Arthur BOYD

Murrumbeena, Victoria, Australia 1920 – Melbourne, Victoria, Australia 1999

  • England, Australia, Italy from 1959

Mary Boyd 1937 Title Notes: 'Portrait of Mary Boyd' adjusted 22/12/2009 as requested by Anna Gray
Place made: Open Country, Murrumbeena, Victoria, Australia
Materials & Technique: paintings, oil on prepared canvas on hardboard Support: prepared canvas on hardboard

Primary Insc: Signed and dated l.r., ink "Arthur Boyd 37"
Tertiary Insc: AB330
Dimensions: 50.6 h x 59.4 w cm framed (overall) 698 h x 783 w x 65 d mm
Acknowledgement: The Arthur Boyd Gft, 1975
Accession No: NGA 75.3.76
Subject: Collection: The Arthur Boyd gift of his paintings, prints and drawings, 1975.
  • Arthur Boyd is one of Australia’s most celebrated artists and is best known for his paintings of the Australian landscape, biblical scenes and the Bride series (Love, marriage and death of a half-caste 1953–56). He was born in 1920 to the potters and painters Merric and Doris Boyd, and learnt to pot and paint from a young age on the large family property at Murrumbeena, Victoria.
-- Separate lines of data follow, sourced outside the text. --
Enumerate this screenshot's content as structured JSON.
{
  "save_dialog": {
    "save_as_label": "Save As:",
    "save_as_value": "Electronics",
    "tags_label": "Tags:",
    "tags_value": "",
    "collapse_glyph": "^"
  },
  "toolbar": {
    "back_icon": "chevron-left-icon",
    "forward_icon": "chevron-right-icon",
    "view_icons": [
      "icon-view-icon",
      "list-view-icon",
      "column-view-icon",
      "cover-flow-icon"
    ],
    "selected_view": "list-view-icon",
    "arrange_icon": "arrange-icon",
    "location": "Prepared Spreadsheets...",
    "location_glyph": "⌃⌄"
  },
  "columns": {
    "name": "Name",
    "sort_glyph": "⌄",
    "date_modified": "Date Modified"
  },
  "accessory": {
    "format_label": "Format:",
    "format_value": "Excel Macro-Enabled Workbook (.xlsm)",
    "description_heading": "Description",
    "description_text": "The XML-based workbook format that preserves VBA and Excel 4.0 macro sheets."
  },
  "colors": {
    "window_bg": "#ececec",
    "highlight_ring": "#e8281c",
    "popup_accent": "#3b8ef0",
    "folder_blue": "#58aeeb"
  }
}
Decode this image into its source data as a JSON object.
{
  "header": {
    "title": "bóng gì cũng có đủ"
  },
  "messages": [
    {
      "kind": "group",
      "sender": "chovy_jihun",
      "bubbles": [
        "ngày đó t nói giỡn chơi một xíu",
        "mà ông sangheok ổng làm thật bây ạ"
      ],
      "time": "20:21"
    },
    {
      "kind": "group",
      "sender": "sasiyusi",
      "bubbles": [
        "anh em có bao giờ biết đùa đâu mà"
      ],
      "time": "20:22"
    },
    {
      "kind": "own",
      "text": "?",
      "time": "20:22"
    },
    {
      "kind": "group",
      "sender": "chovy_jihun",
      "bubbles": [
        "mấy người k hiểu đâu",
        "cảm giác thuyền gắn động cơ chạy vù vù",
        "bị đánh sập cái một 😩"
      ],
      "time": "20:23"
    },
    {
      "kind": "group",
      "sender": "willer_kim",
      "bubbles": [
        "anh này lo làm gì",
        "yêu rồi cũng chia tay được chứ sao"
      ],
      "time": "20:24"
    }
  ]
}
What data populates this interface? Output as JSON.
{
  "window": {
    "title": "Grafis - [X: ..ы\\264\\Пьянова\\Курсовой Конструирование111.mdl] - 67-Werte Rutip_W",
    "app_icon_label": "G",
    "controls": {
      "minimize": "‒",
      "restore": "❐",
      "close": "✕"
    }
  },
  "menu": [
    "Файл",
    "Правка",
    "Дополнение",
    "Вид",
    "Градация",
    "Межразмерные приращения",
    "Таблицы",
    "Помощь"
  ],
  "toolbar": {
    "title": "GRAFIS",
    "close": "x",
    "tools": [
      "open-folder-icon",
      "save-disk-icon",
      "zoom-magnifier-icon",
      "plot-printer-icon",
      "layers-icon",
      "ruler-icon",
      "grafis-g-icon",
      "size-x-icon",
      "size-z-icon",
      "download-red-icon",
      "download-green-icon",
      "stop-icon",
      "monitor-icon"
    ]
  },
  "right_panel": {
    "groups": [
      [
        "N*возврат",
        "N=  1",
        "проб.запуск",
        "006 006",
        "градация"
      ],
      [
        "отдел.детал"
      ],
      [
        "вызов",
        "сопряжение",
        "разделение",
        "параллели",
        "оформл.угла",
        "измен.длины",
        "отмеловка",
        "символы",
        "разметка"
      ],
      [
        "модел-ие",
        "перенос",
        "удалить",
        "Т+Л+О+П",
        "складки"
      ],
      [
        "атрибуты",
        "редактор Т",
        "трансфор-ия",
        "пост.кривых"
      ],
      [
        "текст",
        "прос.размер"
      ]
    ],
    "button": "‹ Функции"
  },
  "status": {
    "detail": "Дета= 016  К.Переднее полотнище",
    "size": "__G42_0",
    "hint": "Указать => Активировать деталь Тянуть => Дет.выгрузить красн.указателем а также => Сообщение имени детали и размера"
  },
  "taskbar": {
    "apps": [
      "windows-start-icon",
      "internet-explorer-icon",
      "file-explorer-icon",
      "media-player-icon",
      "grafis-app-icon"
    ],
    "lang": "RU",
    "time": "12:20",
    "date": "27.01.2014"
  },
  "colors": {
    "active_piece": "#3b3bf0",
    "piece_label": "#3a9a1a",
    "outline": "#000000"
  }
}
    Boyd frequently painted family and friends as a way of trialling new ideas, materials and techniques of painting. Mary Boyd is Boyd’s earliest portrait of his youngest sibling (born 1926), and was painted when he was 17 years old. In this portrait Boyd depicted an 11-year-old Mary at an unconventional, yet very relaxed angle, alluding to the familiarity between the painter and his sitter. Boyd positioned the face and torso of his sister across the lower left of the canvas, almost as though she was about to slide off its edge. Behind the figure he used striking bright yellow hues with intersecting blue diagonal lines. These lines mirror Mary’s position and bring to mind the curves and patterning of a family settee.

    Boyd’s brushstrokes are energetic and expressive. From a young age he experimented with his application of paint, sometimes squeezing directly from the tube—thanks to supplies from an uncle’s paint factory and his grandfather’s encouragement. This experimentation is evident in the thick and vigorously applied paint of Mary’s red hair; a tangled, wild and unruly mass that exudes the liveliness and innocence of her age. Boyd appears to have curbed his energy in the portrayal of Mary’s face. Her blue eyes are luminous and energised yet stare distractedly outside the painting’s frame, as though lost in thought.

    Mary Boyd married artist John Perceval in 1944, Arthur Boyd’s wartime acquaintance. The pair raised four children, three of whom were later to become painters. The couple separated in the early 1970s and in 1977 Mary married Sidney Nolan. Lady Nolan still lives on an estate in Britain that she and Nolan ran as a centre for communal art activities.

    Miriam Kelly

    Text © National Gallery of Australia, Canberra 2010
    From: Anne Gray Australian portraits 1880–1960 National Gallery of Australia, Canberra, 2010